### Instructions for the task
Answer with a single number: the count of lines below that hold "have".
[[ Supplied records open ]]
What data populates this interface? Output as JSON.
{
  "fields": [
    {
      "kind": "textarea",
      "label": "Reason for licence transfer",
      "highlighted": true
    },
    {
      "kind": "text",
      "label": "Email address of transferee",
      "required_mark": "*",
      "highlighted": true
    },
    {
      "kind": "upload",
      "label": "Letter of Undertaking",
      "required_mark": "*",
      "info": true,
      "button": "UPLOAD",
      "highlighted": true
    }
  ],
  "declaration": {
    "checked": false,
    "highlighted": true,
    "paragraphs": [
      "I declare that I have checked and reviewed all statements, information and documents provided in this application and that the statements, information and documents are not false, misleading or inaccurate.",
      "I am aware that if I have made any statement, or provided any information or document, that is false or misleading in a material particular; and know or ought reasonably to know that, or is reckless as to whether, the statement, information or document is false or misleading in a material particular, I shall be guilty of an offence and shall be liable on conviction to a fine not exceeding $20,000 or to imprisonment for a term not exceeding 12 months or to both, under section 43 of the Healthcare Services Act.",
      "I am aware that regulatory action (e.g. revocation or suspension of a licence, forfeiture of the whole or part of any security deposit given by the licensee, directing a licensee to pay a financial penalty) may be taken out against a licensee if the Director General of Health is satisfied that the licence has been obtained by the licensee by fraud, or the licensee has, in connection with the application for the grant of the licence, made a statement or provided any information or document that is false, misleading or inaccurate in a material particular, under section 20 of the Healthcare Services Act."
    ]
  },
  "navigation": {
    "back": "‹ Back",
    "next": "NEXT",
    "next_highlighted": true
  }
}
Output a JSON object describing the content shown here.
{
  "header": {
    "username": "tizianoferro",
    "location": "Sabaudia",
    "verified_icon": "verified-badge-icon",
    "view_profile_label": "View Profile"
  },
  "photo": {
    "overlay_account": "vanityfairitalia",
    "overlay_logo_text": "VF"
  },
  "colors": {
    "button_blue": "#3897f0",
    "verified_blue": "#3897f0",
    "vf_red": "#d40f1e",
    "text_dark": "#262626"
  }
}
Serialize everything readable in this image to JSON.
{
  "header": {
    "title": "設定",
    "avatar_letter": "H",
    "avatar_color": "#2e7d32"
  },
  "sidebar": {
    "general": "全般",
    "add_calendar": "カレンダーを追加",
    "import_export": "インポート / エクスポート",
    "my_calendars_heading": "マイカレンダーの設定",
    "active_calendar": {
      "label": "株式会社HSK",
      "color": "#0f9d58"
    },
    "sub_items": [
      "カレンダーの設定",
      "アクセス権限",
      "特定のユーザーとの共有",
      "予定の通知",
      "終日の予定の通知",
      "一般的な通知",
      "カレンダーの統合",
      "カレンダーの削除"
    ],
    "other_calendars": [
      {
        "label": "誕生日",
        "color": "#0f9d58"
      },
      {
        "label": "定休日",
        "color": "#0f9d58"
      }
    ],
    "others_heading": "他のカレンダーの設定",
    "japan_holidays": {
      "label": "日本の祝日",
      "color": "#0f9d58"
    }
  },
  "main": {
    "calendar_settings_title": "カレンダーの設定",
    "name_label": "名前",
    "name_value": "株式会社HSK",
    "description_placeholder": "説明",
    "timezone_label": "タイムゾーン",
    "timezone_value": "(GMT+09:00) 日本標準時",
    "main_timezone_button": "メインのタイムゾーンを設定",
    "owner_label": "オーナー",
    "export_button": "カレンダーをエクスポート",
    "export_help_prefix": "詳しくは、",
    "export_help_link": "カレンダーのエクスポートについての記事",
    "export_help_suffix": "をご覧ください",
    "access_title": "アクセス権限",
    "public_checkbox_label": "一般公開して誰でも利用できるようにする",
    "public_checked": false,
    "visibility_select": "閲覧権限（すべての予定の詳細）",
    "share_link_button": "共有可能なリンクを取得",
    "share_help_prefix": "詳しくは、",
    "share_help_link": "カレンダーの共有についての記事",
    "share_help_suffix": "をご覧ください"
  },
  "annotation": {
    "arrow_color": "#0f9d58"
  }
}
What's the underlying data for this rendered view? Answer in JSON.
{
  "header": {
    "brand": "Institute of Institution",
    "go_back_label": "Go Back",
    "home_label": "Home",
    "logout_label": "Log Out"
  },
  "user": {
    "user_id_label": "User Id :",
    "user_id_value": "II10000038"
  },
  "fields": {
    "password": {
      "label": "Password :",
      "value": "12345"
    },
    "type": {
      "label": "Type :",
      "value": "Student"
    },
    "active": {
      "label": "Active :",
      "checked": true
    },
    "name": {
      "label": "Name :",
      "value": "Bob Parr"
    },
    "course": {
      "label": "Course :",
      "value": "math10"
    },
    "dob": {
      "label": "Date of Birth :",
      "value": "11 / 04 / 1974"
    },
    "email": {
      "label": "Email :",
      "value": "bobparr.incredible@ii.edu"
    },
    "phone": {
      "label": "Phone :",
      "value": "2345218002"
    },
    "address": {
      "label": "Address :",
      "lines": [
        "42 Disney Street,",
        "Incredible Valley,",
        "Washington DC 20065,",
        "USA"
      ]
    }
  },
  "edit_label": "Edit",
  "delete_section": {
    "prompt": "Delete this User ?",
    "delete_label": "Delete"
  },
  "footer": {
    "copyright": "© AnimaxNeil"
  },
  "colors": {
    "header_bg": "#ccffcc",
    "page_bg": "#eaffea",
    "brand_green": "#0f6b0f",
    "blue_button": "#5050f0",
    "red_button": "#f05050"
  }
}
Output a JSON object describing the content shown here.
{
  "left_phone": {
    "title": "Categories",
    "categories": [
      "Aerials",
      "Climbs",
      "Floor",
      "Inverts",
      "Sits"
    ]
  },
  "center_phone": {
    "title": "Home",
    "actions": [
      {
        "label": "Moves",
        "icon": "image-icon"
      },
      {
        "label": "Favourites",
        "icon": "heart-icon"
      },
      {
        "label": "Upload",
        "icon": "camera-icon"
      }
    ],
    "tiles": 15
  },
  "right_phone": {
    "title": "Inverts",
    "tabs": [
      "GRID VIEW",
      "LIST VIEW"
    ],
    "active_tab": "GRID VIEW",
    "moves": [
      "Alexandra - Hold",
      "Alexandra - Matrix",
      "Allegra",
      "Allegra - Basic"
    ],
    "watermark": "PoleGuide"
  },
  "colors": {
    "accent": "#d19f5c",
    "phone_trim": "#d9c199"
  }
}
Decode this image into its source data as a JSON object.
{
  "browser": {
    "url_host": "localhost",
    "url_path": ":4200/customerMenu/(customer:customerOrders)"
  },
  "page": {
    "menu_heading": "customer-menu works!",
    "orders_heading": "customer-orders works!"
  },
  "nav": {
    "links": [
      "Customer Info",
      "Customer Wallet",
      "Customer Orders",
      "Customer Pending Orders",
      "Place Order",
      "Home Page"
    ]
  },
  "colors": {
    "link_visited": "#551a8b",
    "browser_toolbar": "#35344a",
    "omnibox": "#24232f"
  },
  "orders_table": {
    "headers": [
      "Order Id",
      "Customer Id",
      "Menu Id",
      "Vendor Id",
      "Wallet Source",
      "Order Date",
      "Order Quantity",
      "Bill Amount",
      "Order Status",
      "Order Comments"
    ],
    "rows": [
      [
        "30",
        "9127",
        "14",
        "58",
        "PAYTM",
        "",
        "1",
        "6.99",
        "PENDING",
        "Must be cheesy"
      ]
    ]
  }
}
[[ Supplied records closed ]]
### Response area
2